But we need also to recognise that in today’s academic circles this cannot be a mere theoretical argument. We need applicable findings that can make a difference and change the world. Based, therefore, on an extensive review of colonial invasions, wars and imperial conquest, I have derived a colonisation score-card whereby you can determine how desperately your country needs to be colonised and by what sort of power. It works very simply—you answer the question, score your answer and add up the total. The sum will reveal how much colonisation you need.
Scores will be submitted to a major international conference— to be held in Berlin— that will demarcate the new global political geography and who will wield power over whom. I invite any legitimate government and potential colonising forces (as well as governments deserving colonisation) to participate. I also suggest that trends towards scores of zero (indicating perfect legitimate self-government) be monitored as part of counting progress towards the Sustainable Development Goals.
The questions are:
1. Has your country’s leadership been overtaken by a narcissistic buffoon with a penchant for media gaffes and a silly hairstyle?
There is no way that you can call that hairstyle silly–1000 points
2. Does the leadership have a penchant for military spending and nuclear weapons?
No, because they do not spend nearly enough money on nuclear weapons, who could?–500 points
3. Does your country have a great history of colonial rule and military conquest?
No, we have never sought an Empire–100 points
4. Are your country’s international borders fenced?
Not any more because someone dug a tunnel underneath the one secure border we had and anyway anyone can get in from Scotland–1000 points
Not yet and I am personally overseeing the construction of the one nearest me to the south–1000 points (if you are from the US) or 5 points (if you are from Scotland or Canada)
5. Do you already have the ideal leader?
No, there is no such thing–5 points
Yes – 50 points
I think to be ideal then we would be looking for some sort of cross between Rodrigo Duterte, Kim Jong-un, Robert Mugabe, Saparmurat Niyazov, Donald Trump and Jacob Zuma–50,000 points
6. Are you still answering these questions?
Over 10-good, only minor colonisation required.
You could probably still do with a short visit from a small expeditionary force given that you were concerned enough to answer these questions in the first place.
Between 100-1000–serious; urgent colonisation required.
Please invite your nearest neighbour to come and sign some quick treaties ceding territory and trading rights to them. Make sure they are signed by unrepresentative leaders, preferably in languages you don’t understand.
Over 1000-Even more serious.
Your country may or may not be alright but you are a basket case. Are you from Nambia ?
Dan Brockington directs the Sheffield Institute of International Development at the University of Sheffield.

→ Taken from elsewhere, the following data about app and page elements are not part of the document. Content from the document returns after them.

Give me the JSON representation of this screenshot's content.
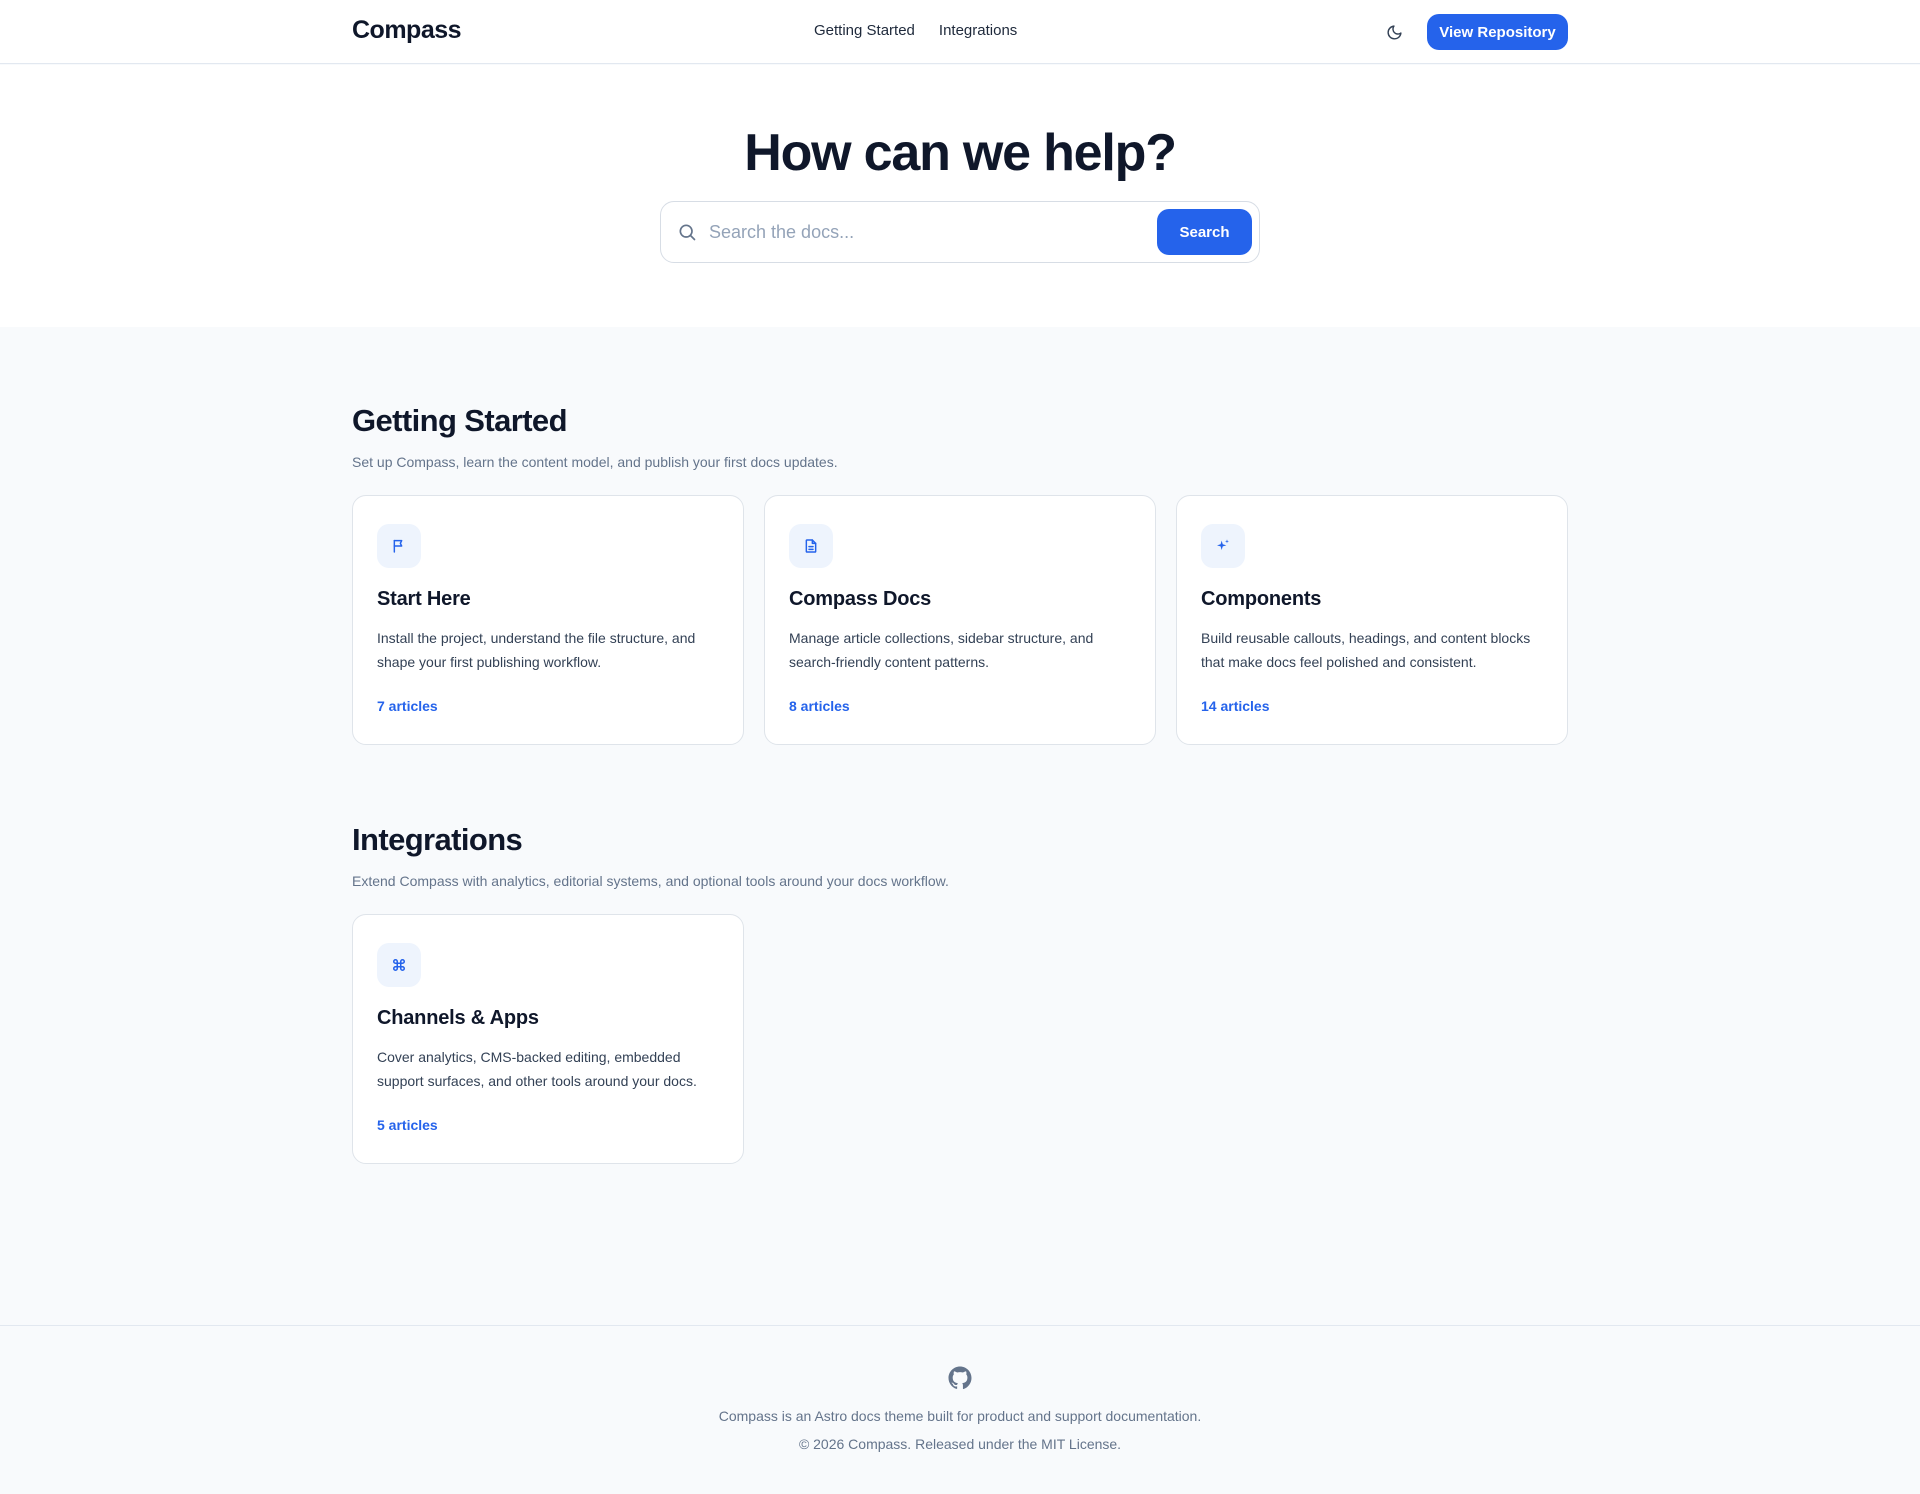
{
  "header": {
    "logo": "Compass",
    "nav": [
      "Getting Started",
      "Integrations"
    ],
    "theme_toggle_icon": "moon-icon",
    "repo_button": "View Repository"
  },
  "hero": {
    "title": "How can we help?",
    "search_placeholder": "Search the docs...",
    "search_value": "",
    "search_button": "Search"
  },
  "sections": [
    {
      "title": "Getting Started",
      "subtitle": "Set up Compass, learn the content model, and publish your first docs updates.",
      "cards": [
        {
          "icon": "flag-icon",
          "title": "Start Here",
          "description": "Install the project, understand the file structure, and shape your first publishing workflow.",
          "count": "7 articles"
        },
        {
          "icon": "file-text-icon",
          "title": "Compass Docs",
          "description": "Manage article collections, sidebar structure, and search-friendly content patterns.",
          "count": "8 articles"
        },
        {
          "icon": "sparkle-icon",
          "title": "Components",
          "description": "Build reusable callouts, headings, and content blocks that make docs feel polished and consistent.",
          "count": "14 articles"
        }
      ]
    },
    {
      "title": "Integrations",
      "subtitle": "Extend Compass with analytics, editorial systems, and optional tools around your docs workflow.",
      "cards": [
        {
          "icon": "command-icon",
          "title": "Channels & Apps",
          "description": "Cover analytics, CMS-backed editing, embedded support surfaces, and other tools around your docs.",
          "count": "5 articles"
        }
      ]
    }
  ],
  "footer": {
    "icon": "github-icon",
    "line1": "Compass is an Astro docs theme built for product and support documentation.",
    "line2": "© 2026 Compass. Released under the MIT License."
  },
  "colors": {
    "accent": "#2563eb",
    "text": "#0f172a",
    "muted": "#64748b",
    "page_bg": "#f8fafc",
    "icon_bg": "#eef4fd"
  }
}
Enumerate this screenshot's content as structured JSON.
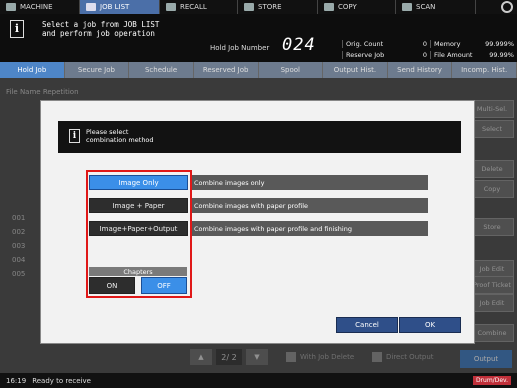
{
  "nav": {
    "tabs": [
      {
        "label": "MACHINE",
        "icon": "machine-icon"
      },
      {
        "label": "JOB LIST",
        "icon": "job-list-icon",
        "active": true
      },
      {
        "label": "RECALL",
        "icon": "recall-icon"
      },
      {
        "label": "STORE",
        "icon": "store-icon"
      },
      {
        "label": "COPY",
        "icon": "copy-icon"
      },
      {
        "label": "SCAN",
        "icon": "scan-icon"
      }
    ]
  },
  "message": {
    "line1": "Select a job from JOB LIST",
    "line2": "and perform job operation"
  },
  "hold_job": {
    "label": "Hold Job Number",
    "number": "024"
  },
  "counters": {
    "orig_count_label": "Orig. Count",
    "orig_count_value": "0",
    "memory_label": "Memory",
    "memory_value": "99.999%",
    "reserve_job_label": "Reserve Job",
    "reserve_job_value": "0",
    "file_amount_label": "File Amount",
    "file_amount_value": "99.99%"
  },
  "job_tabs": [
    "Hold Job",
    "Secure Job",
    "Schedule",
    "Reserved Job",
    "Spool",
    "Output Hist.",
    "Send History",
    "Incomp. Hist."
  ],
  "under": {
    "file_name_repetition": "File Name Repetition",
    "row_numbers": [
      "001",
      "002",
      "003",
      "004",
      "005"
    ],
    "side_buttons": [
      "Multi-Sel.",
      "Select",
      "Delete",
      "Copy",
      "Store",
      "Job Edit",
      "Proof Ticket",
      "Job Edit",
      "Combine"
    ],
    "page_indicator": "2/ 2",
    "with_job_delete": "With Job Delete",
    "direct_output": "Direct Output",
    "output_label": "Output"
  },
  "status": {
    "time": "16:19",
    "ready": "Ready to receive",
    "drum_badge": "Drum/Dev."
  },
  "modal": {
    "message_line1": "Please select",
    "message_line2": "combination method",
    "options": [
      {
        "label": "Image Only",
        "description": "Combine images only",
        "selected": true
      },
      {
        "label": "Image + Paper",
        "description": "Combine images with paper profile",
        "selected": false
      },
      {
        "label": "Image+Paper+Output",
        "description": "Combine images with paper profile and finishing",
        "selected": false
      }
    ],
    "chapters_label": "Chapters",
    "chapters_on": "ON",
    "chapters_off": "OFF",
    "chapters_selected": "OFF",
    "cancel": "Cancel",
    "ok": "OK"
  },
  "colors": {
    "selected_blue": "#3b8fe8",
    "highlight_red": "#e01818",
    "footer_button": "#2f4f89"
  }
}
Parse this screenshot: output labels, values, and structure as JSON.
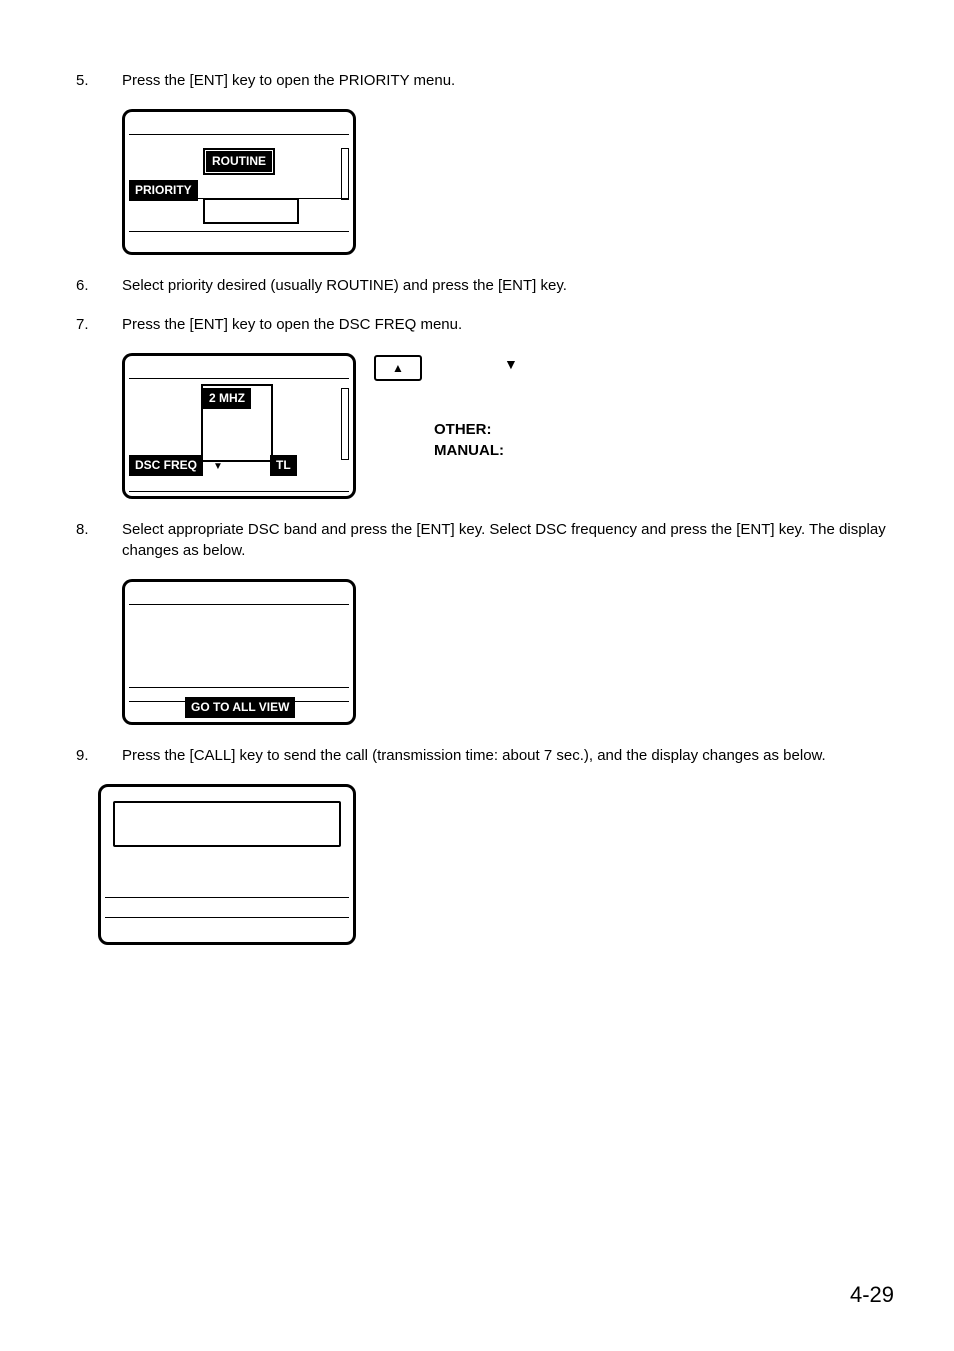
{
  "steps": {
    "s5": {
      "num": "5.",
      "text": "Press the [ENT] key to open the PRIORITY menu."
    },
    "s6": {
      "num": "6.",
      "text": "Select priority desired (usually ROUTINE) and press the [ENT] key."
    },
    "s7": {
      "num": "7.",
      "text": "Press the [ENT] key to open the DSC FREQ menu."
    },
    "s8": {
      "num": "8.",
      "text": "Select appropriate DSC band and press the [ENT] key. Select DSC frequency and press the [ENT] key. The display changes as below."
    },
    "s9": {
      "num": "9.",
      "text": "Press the [CALL] key to send the call (transmission time: about 7 sec.), and the display changes as below."
    }
  },
  "fig1": {
    "priority_label": "PRIORITY",
    "routine": "ROUTINE"
  },
  "fig2": {
    "dsc_label": "DSC FREQ",
    "mhz": "2 MHZ",
    "tl": "TL",
    "other": "OTHER:",
    "manual": "MANUAL:"
  },
  "fig3": {
    "goto": "GO TO ALL VIEW"
  },
  "page_number": "4-29",
  "arrows": {
    "up": "▲",
    "down": "▼",
    "down_small": "▼"
  }
}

His research covers diverse aspects of conservation, agriculture development and celebrity entailing fieldwork in remote parts of East Africa and offices and events in central London.
Illustration: Kabini Amin